*MATERIALS PROVIDED*

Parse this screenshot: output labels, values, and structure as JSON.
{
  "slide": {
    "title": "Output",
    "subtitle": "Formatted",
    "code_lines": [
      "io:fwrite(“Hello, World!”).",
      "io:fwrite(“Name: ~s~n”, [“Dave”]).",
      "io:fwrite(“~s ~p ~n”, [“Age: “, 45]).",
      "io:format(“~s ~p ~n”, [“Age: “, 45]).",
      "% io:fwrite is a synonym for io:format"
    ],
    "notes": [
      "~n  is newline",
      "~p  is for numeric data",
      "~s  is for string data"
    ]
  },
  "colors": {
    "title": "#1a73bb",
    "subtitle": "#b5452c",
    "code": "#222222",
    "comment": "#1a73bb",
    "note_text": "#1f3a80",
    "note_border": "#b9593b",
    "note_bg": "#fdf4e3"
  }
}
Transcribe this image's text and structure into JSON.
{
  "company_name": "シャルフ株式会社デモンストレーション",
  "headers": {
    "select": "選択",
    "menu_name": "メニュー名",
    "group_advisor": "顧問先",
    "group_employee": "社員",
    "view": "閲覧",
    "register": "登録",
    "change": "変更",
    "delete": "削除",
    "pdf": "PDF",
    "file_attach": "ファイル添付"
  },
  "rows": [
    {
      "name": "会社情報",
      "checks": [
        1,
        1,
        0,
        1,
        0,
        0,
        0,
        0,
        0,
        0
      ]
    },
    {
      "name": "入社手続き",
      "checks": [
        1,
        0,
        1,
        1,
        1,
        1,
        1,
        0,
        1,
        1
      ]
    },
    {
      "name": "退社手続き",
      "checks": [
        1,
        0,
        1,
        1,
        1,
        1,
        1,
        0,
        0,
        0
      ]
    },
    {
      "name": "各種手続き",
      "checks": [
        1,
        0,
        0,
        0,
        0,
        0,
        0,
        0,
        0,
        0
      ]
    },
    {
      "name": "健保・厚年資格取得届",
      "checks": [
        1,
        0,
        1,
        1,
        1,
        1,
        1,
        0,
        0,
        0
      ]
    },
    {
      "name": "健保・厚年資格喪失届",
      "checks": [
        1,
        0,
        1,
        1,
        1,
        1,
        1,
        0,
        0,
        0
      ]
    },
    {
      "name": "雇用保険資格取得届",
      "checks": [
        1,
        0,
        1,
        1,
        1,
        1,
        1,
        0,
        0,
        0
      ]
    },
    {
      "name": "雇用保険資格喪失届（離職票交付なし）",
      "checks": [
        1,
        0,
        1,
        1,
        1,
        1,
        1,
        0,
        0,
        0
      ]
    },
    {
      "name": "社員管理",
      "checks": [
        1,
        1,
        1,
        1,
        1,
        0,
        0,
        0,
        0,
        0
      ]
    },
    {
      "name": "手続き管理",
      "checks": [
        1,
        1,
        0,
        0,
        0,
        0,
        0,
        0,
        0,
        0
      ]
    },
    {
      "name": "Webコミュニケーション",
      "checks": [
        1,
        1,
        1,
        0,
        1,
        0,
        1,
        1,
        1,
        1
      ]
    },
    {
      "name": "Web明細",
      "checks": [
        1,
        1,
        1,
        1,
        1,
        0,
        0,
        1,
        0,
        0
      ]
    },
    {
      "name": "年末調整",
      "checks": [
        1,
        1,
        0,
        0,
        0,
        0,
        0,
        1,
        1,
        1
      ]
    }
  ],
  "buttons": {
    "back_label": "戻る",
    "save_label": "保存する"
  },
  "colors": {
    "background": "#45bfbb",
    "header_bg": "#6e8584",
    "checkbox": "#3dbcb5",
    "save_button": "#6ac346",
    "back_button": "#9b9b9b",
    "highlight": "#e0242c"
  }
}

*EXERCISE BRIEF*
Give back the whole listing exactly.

*RESULT BELOW*
Parse this screenshot: output labels, values, and structure as JSON.
{
  "slide": {
    "title": "Output",
    "subtitle": "Formatted",
    "code_lines": [
      "io:fwrite(“Hello, World!”).",
      "io:fwrite(“Name: ~s~n”, [“Dave”]).",
      "io:fwrite(“~s ~p ~n”, [“Age: “, 45]).",
      "io:format(“~s ~p ~n”, [“Age: “, 45]).",
      "% io:fwrite is a synonym for io:format"
    ],
    "notes": [
      "~n  is newline",
      "~p  is for numeric data",
      "~s  is for string data"
    ]
  },
  "colors": {
    "title": "#1a73bb",
    "subtitle": "#b5452c",
    "code": "#222222",
    "comment": "#1a73bb",
    "note_text": "#1f3a80",
    "note_border": "#b9593b",
    "note_bg": "#fdf4e3"
  }
}
Transcribe this image's text and structure into JSON.
{
  "company_name": "シャルフ株式会社デモンストレーション",
  "headers": {
    "select": "選択",
    "menu_name": "メニュー名",
    "group_advisor": "顧問先",
    "group_employee": "社員",
    "view": "閲覧",
    "register": "登録",
    "change": "変更",
    "delete": "削除",
    "pdf": "PDF",
    "file_attach": "ファイル添付"
  },
  "rows": [
    {
      "name": "会社情報",
      "checks": [
        1,
        1,
        0,
        1,
        0,
        0,
        0,
        0,
        0,
        0
      ]
    },
    {
      "name": "入社手続き",
      "checks": [
        1,
        0,
        1,
        1,
        1,
        1,
        1,
        0,
        1,
        1
      ]
    },
    {
      "name": "退社手続き",
      "checks": [
        1,
        0,
        1,
        1,
        1,
        1,
        1,
        0,
        0,
        0
      ]
    },
    {
      "name": "各種手続き",
      "checks": [
        1,
        0,
        0,
        0,
        0,
        0,
        0,
        0,
        0,
        0
      ]
    },
    {
      "name": "健保・厚年資格取得届",
      "checks": [
        1,
        0,
        1,
        1,
        1,
        1,
        1,
        0,
        0,
        0
      ]
    },
    {
      "name": "健保・厚年資格喪失届",
      "checks": [
        1,
        0,
        1,
        1,
        1,
        1,
        1,
        0,
        0,
        0
      ]
    },
    {
      "name": "雇用保険資格取得届",
      "checks": [
        1,
        0,
        1,
        1,
        1,
        1,
        1,
        0,
        0,
        0
      ]
    },
    {
      "name": "雇用保険資格喪失届（離職票交付なし）",
      "checks": [
        1,
        0,
        1,
        1,
        1,
        1,
        1,
        0,
        0,
        0
      ]
    },
    {
      "name": "社員管理",
      "checks": [
        1,
        1,
        1,
        1,
        1,
        0,
        0,
        0,
        0,
        0
      ]
    },
    {
      "name": "手続き管理",
      "checks": [
        1,
        1,
        0,
        0,
        0,
        0,
        0,
        0,
        0,
        0
      ]
    },
    {
      "name": "Webコミュニケーション",
      "checks": [
        1,
        1,
        1,
        0,
        1,
        0,
        1,
        1,
        1,
        1
      ]
    },
    {
      "name": "Web明細",
      "checks": [
        1,
        1,
        1,
        1,
        1,
        0,
        0,
        1,
        0,
        0
      ]
    },
    {
      "name": "年末調整",
      "checks": [
        1,
        1,
        0,
        0,
        0,
        0,
        0,
        1,
        1,
        1
      ]
    }
  ],
  "buttons": {
    "back_label": "戻る",
    "save_label": "保存する"
  },
  "colors": {
    "background": "#45bfbb",
    "header_bg": "#6e8584",
    "checkbox": "#3dbcb5",
    "save_button": "#6ac346",
    "back_button": "#9b9b9b",
    "highlight": "#e0242c"
  }
}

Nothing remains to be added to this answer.